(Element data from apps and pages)
-*-

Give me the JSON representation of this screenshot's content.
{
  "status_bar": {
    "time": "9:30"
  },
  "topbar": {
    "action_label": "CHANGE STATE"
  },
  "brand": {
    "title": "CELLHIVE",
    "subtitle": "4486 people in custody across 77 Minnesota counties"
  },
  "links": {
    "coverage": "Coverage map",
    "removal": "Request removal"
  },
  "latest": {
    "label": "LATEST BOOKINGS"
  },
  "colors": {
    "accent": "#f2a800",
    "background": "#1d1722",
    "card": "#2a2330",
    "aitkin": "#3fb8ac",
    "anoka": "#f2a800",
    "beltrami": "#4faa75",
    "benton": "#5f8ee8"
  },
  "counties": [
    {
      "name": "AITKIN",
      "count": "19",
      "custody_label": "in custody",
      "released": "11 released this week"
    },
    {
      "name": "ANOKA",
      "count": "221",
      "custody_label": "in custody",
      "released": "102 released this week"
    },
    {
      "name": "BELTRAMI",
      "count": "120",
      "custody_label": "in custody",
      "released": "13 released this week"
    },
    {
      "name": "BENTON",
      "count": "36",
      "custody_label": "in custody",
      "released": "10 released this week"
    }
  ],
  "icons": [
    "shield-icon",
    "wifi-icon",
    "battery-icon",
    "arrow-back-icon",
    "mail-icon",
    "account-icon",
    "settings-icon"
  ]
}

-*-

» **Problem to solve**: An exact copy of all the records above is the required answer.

» **Answer space**:
Give me the JSON representation of this screenshot's content.
{
  "status_bar": {
    "time": "9:30"
  },
  "topbar": {
    "action_label": "CHANGE STATE"
  },
  "brand": {
    "title": "CELLHIVE",
    "subtitle": "4486 people in custody across 77 Minnesota counties"
  },
  "links": {
    "coverage": "Coverage map",
    "removal": "Request removal"
  },
  "latest": {
    "label": "LATEST BOOKINGS"
  },
  "colors": {
    "accent": "#f2a800",
    "background": "#1d1722",
    "card": "#2a2330",
    "aitkin": "#3fb8ac",
    "anoka": "#f2a800",
    "beltrami": "#4faa75",
    "benton": "#5f8ee8"
  },
  "counties": [
    {
      "name": "AITKIN",
      "count": "19",
      "custody_label": "in custody",
      "released": "11 released this week"
    },
    {
      "name": "ANOKA",
      "count": "221",
      "custody_label": "in custody",
      "released": "102 released this week"
    },
    {
      "name": "BELTRAMI",
      "count": "120",
      "custody_label": "in custody",
      "released": "13 released this week"
    },
    {
      "name": "BENTON",
      "count": "36",
      "custody_label": "in custody",
      "released": "10 released this week"
    }
  ],
  "icons": [
    "shield-icon",
    "wifi-icon",
    "battery-icon",
    "arrow-back-icon",
    "mail-icon",
    "account-icon",
    "settings-icon"
  ]
}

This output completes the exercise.